This paper describes the first phase of an extensive campaign of axial cyclic loading tests performed on intensively instrumented displacement piles installed in large pressurised calibration chamber. The chamber was filled with medium dense silica sand that combined measurements of the effective stress paths developed along the pile shaft and within the sand mass at different distances from the shaft. The paper also outlines the evolution of the local interface effective stress paths during cyclic loading. Three different styles of cyclic response - stable, metastable and unstable - are identified and linked to the global degree of cyclic stability. Increases or decreases in shaft capacity induced by cycling can be related to the cyclic loading parameters and to the local mechanical behaviour of the pile-sand interface and the sand mass. The second phase of testing, which involves many more cyclic experiments, is currently underway.
The pile foundations of offshore platforms, as well as wind and water turbines, experience environmental cyclic loading.
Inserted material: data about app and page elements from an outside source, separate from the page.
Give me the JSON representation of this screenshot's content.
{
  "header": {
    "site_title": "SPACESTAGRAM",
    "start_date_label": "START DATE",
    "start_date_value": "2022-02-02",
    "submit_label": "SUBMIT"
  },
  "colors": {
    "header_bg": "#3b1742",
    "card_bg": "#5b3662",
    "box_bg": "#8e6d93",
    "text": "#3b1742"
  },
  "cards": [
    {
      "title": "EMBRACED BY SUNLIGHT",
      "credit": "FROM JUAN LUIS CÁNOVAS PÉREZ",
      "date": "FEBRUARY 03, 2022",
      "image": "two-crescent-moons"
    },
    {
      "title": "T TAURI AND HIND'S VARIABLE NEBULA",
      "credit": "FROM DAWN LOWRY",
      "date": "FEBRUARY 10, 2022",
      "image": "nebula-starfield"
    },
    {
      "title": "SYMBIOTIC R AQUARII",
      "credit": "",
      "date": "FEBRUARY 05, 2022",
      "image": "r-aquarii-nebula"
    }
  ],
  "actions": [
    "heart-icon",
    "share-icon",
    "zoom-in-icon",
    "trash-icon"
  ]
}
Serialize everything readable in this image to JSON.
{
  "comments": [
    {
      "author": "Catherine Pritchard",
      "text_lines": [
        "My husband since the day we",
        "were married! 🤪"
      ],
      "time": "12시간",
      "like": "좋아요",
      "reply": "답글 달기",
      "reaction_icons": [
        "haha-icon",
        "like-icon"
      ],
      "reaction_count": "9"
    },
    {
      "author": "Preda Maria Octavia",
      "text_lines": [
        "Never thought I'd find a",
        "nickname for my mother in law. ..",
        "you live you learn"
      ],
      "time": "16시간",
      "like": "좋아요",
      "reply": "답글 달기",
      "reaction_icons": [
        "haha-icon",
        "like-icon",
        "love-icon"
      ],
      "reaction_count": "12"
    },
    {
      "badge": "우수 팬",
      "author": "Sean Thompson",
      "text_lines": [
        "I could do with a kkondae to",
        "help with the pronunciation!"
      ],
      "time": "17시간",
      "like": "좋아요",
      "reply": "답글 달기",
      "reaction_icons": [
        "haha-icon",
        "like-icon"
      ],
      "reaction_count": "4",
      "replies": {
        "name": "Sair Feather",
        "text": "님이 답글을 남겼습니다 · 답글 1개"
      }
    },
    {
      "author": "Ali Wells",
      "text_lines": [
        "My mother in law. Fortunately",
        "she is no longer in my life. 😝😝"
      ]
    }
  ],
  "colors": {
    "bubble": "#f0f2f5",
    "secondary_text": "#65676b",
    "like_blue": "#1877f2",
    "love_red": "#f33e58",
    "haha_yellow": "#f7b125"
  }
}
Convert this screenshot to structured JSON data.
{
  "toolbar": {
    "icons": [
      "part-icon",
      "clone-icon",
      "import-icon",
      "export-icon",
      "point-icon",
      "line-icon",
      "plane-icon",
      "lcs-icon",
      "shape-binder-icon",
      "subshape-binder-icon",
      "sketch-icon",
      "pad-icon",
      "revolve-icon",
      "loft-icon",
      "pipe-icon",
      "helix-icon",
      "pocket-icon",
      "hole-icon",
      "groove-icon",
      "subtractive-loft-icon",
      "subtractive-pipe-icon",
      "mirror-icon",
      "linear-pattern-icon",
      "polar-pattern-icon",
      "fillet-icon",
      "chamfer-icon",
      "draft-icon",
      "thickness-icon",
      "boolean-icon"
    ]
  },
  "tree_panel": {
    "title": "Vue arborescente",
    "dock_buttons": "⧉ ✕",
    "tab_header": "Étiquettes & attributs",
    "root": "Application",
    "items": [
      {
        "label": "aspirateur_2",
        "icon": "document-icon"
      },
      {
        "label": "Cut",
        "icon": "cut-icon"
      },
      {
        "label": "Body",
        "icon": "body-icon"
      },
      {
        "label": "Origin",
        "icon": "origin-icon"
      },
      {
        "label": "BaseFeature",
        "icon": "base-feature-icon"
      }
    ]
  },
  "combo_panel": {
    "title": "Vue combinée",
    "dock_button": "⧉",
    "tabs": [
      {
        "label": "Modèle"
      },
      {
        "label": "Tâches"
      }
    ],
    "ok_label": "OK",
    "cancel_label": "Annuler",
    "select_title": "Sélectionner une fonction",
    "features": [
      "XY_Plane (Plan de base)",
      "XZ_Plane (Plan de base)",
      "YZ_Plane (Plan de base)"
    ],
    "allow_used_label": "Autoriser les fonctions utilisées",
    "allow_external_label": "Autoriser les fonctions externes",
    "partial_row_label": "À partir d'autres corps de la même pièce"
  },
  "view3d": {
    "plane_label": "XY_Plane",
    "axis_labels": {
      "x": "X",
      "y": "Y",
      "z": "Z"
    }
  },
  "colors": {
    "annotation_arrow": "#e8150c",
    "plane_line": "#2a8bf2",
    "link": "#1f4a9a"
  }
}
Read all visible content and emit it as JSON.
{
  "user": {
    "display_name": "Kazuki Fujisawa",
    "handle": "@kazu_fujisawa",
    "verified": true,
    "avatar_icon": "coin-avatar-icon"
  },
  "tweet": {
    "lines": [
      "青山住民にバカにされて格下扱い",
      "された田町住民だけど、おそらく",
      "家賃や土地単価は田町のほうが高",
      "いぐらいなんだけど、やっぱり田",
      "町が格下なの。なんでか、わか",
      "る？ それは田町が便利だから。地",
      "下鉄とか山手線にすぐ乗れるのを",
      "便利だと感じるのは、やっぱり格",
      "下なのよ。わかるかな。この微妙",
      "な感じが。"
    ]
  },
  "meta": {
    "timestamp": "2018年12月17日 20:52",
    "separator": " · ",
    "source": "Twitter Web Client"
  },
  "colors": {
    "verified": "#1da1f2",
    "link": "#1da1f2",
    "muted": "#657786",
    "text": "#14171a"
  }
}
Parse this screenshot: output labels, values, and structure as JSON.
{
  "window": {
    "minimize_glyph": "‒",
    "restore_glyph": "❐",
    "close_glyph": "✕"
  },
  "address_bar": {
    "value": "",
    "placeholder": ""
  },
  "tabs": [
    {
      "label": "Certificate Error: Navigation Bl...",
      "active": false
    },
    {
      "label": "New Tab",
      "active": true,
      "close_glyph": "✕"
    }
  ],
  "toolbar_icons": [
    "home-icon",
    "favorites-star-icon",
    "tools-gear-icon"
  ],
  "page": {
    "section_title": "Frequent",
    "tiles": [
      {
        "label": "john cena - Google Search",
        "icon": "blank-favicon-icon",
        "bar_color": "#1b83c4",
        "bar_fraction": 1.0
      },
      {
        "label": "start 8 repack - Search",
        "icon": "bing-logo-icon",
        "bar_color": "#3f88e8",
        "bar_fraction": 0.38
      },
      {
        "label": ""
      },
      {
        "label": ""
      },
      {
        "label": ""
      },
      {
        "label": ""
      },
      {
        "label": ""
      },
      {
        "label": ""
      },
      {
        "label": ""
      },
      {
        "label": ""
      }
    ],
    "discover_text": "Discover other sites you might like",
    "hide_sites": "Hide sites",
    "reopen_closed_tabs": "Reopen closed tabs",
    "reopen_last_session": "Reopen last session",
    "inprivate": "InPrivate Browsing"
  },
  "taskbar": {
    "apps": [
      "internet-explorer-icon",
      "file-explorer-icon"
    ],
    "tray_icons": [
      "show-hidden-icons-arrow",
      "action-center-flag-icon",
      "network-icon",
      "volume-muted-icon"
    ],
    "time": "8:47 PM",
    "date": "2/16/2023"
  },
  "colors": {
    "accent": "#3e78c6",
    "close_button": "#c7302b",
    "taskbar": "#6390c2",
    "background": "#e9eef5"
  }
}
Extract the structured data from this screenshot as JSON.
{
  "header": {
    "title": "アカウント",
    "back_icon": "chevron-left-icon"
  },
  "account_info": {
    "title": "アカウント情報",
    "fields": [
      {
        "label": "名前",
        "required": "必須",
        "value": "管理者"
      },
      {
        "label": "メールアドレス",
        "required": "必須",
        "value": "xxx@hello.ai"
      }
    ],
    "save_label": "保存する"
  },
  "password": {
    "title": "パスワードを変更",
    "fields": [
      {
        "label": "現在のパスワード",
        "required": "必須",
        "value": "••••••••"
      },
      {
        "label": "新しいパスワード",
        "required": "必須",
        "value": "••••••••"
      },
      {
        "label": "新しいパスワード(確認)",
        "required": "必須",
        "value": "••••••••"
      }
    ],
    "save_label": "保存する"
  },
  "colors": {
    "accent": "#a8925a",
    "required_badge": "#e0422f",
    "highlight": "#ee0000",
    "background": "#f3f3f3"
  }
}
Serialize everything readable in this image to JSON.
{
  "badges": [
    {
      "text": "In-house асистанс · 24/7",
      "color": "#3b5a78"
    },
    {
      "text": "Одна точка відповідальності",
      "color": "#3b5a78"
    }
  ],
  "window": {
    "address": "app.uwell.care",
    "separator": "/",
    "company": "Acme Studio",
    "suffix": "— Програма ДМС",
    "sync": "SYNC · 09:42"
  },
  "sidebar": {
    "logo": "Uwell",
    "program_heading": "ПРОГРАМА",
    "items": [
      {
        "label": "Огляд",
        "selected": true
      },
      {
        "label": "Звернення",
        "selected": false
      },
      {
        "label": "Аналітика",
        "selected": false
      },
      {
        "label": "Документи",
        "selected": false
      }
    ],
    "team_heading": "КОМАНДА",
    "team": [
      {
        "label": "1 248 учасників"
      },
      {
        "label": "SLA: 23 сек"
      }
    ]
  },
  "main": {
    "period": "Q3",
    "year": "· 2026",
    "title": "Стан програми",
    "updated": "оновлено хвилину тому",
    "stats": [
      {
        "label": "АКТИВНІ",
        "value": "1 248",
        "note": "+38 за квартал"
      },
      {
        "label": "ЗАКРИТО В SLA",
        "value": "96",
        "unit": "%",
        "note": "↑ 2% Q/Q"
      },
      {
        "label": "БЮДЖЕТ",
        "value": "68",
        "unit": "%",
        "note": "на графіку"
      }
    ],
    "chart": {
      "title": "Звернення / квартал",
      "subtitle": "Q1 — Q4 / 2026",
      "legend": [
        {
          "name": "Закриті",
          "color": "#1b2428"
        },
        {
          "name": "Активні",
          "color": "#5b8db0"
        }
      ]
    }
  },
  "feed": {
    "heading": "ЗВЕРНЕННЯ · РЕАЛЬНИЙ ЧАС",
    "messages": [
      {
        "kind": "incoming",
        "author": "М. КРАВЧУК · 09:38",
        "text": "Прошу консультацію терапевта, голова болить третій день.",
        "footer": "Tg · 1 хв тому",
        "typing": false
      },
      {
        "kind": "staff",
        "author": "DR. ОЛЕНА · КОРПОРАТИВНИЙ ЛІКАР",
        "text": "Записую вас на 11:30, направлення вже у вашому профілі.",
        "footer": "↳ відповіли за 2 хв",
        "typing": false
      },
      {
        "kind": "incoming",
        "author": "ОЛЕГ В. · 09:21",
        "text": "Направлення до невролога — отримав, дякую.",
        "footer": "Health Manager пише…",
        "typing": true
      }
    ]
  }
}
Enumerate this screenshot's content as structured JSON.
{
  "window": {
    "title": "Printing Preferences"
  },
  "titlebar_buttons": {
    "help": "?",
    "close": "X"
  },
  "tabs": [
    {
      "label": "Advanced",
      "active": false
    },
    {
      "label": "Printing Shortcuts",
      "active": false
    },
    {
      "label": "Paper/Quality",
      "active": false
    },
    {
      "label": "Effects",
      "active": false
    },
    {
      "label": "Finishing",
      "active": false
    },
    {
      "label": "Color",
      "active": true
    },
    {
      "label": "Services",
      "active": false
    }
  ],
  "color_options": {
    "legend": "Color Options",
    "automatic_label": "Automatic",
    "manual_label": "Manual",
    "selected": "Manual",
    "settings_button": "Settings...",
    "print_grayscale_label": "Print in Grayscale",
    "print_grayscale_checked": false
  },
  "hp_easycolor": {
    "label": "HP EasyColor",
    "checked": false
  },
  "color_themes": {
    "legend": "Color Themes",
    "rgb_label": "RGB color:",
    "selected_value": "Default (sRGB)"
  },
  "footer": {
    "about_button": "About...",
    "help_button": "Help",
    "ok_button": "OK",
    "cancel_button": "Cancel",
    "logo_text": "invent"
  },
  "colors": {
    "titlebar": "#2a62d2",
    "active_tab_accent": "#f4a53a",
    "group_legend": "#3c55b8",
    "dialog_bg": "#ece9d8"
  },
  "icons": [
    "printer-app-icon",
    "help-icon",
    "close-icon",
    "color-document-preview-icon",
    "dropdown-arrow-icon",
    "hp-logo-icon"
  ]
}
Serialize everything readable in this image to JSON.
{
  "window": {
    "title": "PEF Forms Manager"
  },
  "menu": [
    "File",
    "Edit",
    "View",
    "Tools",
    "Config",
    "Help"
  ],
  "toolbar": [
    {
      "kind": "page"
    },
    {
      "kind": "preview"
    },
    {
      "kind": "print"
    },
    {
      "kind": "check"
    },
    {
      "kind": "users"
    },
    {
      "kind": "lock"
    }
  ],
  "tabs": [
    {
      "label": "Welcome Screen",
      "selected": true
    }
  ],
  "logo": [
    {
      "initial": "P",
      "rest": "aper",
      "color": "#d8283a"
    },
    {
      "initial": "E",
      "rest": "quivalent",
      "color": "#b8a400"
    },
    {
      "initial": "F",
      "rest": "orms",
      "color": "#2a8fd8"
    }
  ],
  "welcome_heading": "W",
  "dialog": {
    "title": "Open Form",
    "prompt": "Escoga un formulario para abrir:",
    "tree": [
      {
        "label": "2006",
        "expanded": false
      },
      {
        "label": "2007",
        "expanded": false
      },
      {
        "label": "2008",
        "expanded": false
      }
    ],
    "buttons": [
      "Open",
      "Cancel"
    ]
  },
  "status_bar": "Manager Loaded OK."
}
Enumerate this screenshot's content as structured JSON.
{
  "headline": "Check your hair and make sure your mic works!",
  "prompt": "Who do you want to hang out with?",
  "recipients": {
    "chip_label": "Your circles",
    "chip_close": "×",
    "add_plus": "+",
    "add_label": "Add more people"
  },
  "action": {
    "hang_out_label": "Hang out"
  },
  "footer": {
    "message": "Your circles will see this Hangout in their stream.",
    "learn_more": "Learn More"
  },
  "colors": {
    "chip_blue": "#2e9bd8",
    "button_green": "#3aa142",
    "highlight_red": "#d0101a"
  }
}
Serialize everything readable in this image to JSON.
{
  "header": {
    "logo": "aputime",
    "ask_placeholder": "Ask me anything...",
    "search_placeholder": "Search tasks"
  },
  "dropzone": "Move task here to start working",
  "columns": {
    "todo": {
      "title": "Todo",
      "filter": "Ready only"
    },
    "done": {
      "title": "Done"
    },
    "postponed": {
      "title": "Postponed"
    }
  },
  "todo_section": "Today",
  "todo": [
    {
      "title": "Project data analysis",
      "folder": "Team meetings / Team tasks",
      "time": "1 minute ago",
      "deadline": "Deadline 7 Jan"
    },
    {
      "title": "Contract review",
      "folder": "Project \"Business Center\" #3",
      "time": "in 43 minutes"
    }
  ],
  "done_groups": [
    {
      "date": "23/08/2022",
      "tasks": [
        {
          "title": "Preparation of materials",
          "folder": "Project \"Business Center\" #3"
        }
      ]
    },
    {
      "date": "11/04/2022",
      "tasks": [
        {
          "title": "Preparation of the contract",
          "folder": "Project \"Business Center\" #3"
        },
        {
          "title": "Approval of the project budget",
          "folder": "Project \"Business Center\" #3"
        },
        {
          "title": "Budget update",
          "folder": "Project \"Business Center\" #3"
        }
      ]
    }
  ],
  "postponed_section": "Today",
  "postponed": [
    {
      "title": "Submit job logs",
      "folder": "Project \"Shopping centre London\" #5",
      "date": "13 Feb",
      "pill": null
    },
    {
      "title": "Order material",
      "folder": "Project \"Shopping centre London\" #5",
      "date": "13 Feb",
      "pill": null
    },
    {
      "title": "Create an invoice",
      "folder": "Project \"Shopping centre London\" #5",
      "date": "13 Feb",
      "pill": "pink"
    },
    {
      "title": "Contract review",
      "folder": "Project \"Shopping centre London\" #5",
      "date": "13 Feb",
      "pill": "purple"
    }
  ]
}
These cycles can affect the stress conditions in the soil mass close to the pile and, consequently, the pile stiffness and capacity. Significant degradation of pile skin friction (reduction of static shear resistance) due to cyclic loading has been noted in field scale tests on clays (Karlsrud et al., 1986) and in sands (Jardine and Standing, 2000). Further tests with model piles installed in surcharged sand tanks confirmed that shaft capacity degradation grows markedly as the relative level of cyclic loading increases (Poulos, 1989; Al-Douri and Poulos, 1994; Chin and Poulos, 1996; Le Kouby et al., 2004; Tali, 2011). Jardine and Standing (2000) and Jardine et al. (2006) also concluded from full-scale tests at the Dunkirk site described by Chow et al. (1996) that high-level cycling damages pile shaft capacity.